Born: Oc­to­ber 14, 1835, Bal­ti­more, Ma­ry­land.

Died: Au­gust 13, 1912, Phi­la­del­phia, Penn­syl­van­ia.

Buried: Mount Mo­ri­ah Ce­me­te­ry, Penn­syl­van­ia, Penn­syl­van­ia.



Son of a Ger­man im­mi­grant, Fisch­er showed mu­sic­al abi­li­ty at an ear­ly age. When he was eight years old, he be­gan sing­ing in a Ger­man church in Bal­ti­more. He learned to read mu­sic in a church sing­ing class, and af­ter­ward stu­died pi­ano and or­gan.

He learned book­bind­ing at J. B. Lip­pin­cott’s in Penn­syl­van­ia, Penn­syl­van­ia, but spent his ev­en­ings stu­dy­ing and prac­tic­ing mu­sic.

He was an ex­pe­ri­enced train­er and lead­er of large bo­dies of sing­ers of all ages, and was much sought af­ter to lead choirs and cho­rus­es in sac­red mu­sic in Penn­syl­van­ia. He al­so taught sing­ing, pi­ano and mu­sic the­ory.

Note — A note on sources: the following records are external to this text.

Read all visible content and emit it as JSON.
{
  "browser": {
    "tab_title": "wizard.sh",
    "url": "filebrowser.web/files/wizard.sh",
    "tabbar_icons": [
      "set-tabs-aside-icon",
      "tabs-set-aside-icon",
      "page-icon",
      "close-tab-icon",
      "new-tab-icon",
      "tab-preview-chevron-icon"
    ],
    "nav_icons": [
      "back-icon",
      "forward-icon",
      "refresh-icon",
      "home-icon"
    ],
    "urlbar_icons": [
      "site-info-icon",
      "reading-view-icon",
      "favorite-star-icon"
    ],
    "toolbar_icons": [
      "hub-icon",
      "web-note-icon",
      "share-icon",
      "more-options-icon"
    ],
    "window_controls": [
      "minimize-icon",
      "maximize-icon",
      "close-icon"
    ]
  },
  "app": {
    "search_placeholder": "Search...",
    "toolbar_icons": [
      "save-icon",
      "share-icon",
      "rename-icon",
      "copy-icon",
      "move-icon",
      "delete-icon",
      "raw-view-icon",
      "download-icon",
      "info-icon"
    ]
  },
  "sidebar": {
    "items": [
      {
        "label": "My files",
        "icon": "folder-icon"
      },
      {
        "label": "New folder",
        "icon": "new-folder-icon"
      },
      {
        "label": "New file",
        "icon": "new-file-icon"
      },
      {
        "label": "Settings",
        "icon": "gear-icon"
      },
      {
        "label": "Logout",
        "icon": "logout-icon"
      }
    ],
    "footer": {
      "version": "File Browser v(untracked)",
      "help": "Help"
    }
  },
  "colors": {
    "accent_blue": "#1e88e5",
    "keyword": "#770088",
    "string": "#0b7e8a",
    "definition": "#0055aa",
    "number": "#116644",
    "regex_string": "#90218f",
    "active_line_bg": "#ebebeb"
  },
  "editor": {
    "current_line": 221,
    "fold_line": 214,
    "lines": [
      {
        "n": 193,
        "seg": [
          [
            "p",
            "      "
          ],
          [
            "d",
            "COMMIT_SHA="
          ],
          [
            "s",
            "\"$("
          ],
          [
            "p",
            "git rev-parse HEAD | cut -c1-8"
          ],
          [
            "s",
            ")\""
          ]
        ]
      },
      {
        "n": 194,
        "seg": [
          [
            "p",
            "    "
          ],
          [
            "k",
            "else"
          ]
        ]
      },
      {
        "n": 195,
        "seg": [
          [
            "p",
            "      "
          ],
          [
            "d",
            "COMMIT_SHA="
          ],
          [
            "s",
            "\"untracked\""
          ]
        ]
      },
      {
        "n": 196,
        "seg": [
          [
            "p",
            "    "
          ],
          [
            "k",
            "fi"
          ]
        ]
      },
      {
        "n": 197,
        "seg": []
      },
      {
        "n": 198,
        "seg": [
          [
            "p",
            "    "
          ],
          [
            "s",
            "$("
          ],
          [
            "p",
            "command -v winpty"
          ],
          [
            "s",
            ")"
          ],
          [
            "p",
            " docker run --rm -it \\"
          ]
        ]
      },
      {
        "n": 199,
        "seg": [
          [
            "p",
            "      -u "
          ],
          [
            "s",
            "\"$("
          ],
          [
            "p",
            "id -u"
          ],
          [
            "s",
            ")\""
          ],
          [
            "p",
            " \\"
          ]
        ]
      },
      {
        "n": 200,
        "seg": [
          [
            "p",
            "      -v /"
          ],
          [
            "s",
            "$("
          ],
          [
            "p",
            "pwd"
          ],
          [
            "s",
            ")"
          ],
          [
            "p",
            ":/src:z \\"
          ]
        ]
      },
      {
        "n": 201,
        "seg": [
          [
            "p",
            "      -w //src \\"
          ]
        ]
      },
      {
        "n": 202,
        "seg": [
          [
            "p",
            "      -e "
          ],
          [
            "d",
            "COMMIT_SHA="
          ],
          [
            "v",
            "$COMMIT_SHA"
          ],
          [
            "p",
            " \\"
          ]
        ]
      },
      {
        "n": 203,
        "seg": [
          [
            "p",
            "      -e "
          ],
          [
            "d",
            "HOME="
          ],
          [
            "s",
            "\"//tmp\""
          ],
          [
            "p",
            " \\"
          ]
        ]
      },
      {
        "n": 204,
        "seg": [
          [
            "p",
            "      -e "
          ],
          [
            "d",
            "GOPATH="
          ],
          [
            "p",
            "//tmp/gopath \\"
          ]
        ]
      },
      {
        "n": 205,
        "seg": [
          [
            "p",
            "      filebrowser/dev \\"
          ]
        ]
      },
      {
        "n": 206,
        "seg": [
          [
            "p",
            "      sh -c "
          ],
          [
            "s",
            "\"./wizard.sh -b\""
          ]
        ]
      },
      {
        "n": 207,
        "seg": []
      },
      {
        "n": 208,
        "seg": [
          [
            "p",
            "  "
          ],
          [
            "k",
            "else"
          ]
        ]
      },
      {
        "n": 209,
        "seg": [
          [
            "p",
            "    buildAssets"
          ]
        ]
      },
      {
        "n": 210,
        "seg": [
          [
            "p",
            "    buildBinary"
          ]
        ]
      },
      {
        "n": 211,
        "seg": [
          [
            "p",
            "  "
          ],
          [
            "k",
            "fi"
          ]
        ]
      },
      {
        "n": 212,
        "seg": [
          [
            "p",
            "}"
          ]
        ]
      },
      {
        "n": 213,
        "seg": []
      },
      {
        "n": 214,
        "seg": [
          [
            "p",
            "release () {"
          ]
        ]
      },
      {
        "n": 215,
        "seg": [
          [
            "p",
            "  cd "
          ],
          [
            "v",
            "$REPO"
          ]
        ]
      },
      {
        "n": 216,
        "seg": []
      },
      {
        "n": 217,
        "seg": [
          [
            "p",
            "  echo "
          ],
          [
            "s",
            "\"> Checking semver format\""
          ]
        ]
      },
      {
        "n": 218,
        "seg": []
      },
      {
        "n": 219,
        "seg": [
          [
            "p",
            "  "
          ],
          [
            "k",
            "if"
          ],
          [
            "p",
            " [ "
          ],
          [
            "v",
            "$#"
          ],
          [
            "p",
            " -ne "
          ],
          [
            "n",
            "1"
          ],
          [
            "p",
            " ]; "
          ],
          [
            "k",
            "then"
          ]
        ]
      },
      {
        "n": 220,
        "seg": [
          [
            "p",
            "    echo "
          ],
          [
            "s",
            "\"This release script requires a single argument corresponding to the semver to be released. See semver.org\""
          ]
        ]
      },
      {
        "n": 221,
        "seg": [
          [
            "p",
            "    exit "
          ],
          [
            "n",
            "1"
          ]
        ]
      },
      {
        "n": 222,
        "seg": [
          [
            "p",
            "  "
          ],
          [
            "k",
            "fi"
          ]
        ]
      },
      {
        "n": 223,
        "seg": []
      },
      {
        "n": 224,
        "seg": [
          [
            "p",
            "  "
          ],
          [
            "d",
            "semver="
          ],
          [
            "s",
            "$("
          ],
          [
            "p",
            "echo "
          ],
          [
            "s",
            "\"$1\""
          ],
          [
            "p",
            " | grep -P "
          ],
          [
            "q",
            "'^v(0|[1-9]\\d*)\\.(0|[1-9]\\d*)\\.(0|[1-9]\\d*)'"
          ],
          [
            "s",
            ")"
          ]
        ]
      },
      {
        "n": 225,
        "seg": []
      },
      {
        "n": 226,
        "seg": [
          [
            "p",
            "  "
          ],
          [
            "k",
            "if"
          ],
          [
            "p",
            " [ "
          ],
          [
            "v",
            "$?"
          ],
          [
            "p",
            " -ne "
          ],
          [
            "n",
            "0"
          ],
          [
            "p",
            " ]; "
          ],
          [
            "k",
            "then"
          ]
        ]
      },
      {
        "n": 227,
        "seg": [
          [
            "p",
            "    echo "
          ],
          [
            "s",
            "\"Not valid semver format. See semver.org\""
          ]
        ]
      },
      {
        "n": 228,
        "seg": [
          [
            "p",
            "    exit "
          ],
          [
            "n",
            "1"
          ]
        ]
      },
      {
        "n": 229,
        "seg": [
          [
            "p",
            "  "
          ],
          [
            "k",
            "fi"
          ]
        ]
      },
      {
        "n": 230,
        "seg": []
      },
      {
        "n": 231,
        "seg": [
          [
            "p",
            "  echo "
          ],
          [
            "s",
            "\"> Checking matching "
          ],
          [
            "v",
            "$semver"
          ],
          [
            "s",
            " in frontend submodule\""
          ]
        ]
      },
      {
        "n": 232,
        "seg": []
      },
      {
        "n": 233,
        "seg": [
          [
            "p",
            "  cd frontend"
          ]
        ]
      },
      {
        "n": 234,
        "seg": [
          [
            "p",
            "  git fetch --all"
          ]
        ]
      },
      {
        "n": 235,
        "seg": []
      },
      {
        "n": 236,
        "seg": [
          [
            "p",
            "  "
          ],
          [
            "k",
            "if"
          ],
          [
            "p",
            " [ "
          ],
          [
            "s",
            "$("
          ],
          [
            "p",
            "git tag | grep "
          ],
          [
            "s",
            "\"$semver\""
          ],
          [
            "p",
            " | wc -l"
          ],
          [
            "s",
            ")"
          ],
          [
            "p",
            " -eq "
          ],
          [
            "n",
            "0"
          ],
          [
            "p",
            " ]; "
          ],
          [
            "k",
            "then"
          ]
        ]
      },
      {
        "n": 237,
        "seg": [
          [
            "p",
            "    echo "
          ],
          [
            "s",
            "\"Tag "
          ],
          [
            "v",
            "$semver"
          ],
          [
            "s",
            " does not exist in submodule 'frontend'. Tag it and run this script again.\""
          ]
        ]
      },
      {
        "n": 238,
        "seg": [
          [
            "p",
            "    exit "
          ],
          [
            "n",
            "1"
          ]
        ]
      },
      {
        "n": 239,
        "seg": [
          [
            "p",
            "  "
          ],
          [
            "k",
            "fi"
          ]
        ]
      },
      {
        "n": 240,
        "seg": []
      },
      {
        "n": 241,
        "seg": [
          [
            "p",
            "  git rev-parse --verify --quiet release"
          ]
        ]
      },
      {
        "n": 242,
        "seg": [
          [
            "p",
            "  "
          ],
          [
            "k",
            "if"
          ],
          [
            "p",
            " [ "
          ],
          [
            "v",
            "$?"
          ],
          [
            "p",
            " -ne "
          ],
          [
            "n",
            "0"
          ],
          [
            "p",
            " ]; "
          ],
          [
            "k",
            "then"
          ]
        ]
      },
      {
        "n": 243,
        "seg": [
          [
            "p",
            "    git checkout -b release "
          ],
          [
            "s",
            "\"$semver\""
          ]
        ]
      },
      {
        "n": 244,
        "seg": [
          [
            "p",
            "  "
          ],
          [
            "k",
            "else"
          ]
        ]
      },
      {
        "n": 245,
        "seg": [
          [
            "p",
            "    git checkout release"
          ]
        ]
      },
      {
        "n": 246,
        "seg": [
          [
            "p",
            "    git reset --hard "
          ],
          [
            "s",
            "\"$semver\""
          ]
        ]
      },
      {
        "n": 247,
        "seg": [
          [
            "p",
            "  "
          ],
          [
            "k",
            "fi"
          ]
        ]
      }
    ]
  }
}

He was close­ly con­nect­ed with Welsh mu­sic fes­ti­vals, and di­rect­ed the comb­ined Welsh So­cie­ties at the bi­cen­ten­ni­al of the land­ing of Will­iam Penn (found­er of Penn­syl­van­ia).

From 1858–68, Fisch­er was Pro­fess­or of Mu­sic at Gi­rard Col­lege in Penn­syl­van­ia. Be­fore leav­ing Girard, he start­ed in the pi­ano bu­si­ness, where he built up one of the most pros­per­ous pi­ano hous­es in the count­ry. He was part­ner with John E. Gould un­til Gould’s death in 1875.

From that time, Fischer was sole pro­pri­etor of the bu­si­ness for a num­ber of years, when he took his old­est son, Charles, in­to par­tner­ship. He re­tired in 1898, and was suc­ceed­ed by his son.